START Source records
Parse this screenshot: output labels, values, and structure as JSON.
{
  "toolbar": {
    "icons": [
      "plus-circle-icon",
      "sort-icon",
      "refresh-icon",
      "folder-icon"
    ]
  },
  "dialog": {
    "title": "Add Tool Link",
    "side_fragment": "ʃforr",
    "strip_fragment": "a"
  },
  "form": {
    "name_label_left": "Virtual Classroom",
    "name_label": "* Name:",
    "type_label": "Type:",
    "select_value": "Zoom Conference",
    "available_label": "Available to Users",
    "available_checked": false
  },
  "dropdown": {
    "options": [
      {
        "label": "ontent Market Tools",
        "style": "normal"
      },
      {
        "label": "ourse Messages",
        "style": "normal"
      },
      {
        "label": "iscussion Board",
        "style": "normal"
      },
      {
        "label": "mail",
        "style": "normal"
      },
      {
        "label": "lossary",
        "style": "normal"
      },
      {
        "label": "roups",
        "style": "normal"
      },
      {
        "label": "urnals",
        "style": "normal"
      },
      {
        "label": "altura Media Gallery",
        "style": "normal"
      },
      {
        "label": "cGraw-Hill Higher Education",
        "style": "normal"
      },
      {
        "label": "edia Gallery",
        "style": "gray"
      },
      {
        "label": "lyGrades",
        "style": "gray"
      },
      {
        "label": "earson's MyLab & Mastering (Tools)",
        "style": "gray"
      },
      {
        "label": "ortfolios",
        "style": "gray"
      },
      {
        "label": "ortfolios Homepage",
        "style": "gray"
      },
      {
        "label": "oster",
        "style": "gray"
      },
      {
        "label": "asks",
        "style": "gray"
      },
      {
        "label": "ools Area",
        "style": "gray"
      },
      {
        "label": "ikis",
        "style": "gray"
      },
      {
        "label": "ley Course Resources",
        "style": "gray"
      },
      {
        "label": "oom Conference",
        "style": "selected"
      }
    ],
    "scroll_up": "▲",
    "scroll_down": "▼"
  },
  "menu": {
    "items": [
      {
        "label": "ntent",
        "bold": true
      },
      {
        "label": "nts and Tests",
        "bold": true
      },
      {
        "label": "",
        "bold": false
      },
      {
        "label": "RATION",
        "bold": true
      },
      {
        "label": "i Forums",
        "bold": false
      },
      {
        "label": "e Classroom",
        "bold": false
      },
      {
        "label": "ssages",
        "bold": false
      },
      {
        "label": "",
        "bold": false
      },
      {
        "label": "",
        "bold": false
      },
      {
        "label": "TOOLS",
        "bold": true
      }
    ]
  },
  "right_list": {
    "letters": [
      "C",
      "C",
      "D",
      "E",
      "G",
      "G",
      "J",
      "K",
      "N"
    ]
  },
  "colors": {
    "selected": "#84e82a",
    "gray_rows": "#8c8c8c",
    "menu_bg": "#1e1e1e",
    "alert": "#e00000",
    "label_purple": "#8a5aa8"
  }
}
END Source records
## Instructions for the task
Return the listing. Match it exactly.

## Output of the task
Parse this screenshot: output labels, values, and structure as JSON.
{
  "toolbar": {
    "icons": [
      "plus-circle-icon",
      "sort-icon",
      "refresh-icon",
      "folder-icon"
    ]
  },
  "dialog": {
    "title": "Add Tool Link",
    "side_fragment": "ʃforr",
    "strip_fragment": "a"
  },
  "form": {
    "name_label_left": "Virtual Classroom",
    "name_label": "* Name:",
    "type_label": "Type:",
    "select_value": "Zoom Conference",
    "available_label": "Available to Users",
    "available_checked": false
  },
  "dropdown": {
    "options": [
      {
        "label": "ontent Market Tools",
        "style": "normal"
      },
      {
        "label": "ourse Messages",
        "style": "normal"
      },
      {
        "label": "iscussion Board",
        "style": "normal"
      },
      {
        "label": "mail",
        "style": "normal"
      },
      {
        "label": "lossary",
        "style": "normal"
      },
      {
        "label": "roups",
        "style": "normal"
      },
      {
        "label": "urnals",
        "style": "normal"
      },
      {
        "label": "altura Media Gallery",
        "style": "normal"
      },
      {
        "label": "cGraw-Hill Higher Education",
        "style": "normal"
      },
      {
        "label": "edia Gallery",
        "style": "gray"
      },
      {
        "label": "lyGrades",
        "style": "gray"
      },
      {
        "label": "earson's MyLab & Mastering (Tools)",
        "style": "gray"
      },
      {
        "label": "ortfolios",
        "style": "gray"
      },
      {
        "label": "ortfolios Homepage",
        "style": "gray"
      },
      {
        "label": "oster",
        "style": "gray"
      },
      {
        "label": "asks",
        "style": "gray"
      },
      {
        "label": "ools Area",
        "style": "gray"
      },
      {
        "label": "ikis",
        "style": "gray"
      },
      {
        "label": "ley Course Resources",
        "style": "gray"
      },
      {
        "label": "oom Conference",
        "style": "selected"
      }
    ],
    "scroll_up": "▲",
    "scroll_down": "▼"
  },
  "menu": {
    "items": [
      {
        "label": "ntent",
        "bold": true
      },
      {
        "label": "nts and Tests",
        "bold": true
      },
      {
        "label": "",
        "bold": false
      },
      {
        "label": "RATION",
        "bold": true
      },
      {
        "label": "i Forums",
        "bold": false
      },
      {
        "label": "e Classroom",
        "bold": false
      },
      {
        "label": "ssages",
        "bold": false
      },
      {
        "label": "",
        "bold": false
      },
      {
        "label": "",
        "bold": false
      },
      {
        "label": "TOOLS",
        "bold": true
      }
    ]
  },
  "right_list": {
    "letters": [
      "C",
      "C",
      "D",
      "E",
      "G",
      "G",
      "J",
      "K",
      "N"
    ]
  },
  "colors": {
    "selected": "#84e82a",
    "gray_rows": "#8c8c8c",
    "menu_bg": "#1e1e1e",
    "alert": "#e00000",
    "label_purple": "#8a5aa8"
  }
}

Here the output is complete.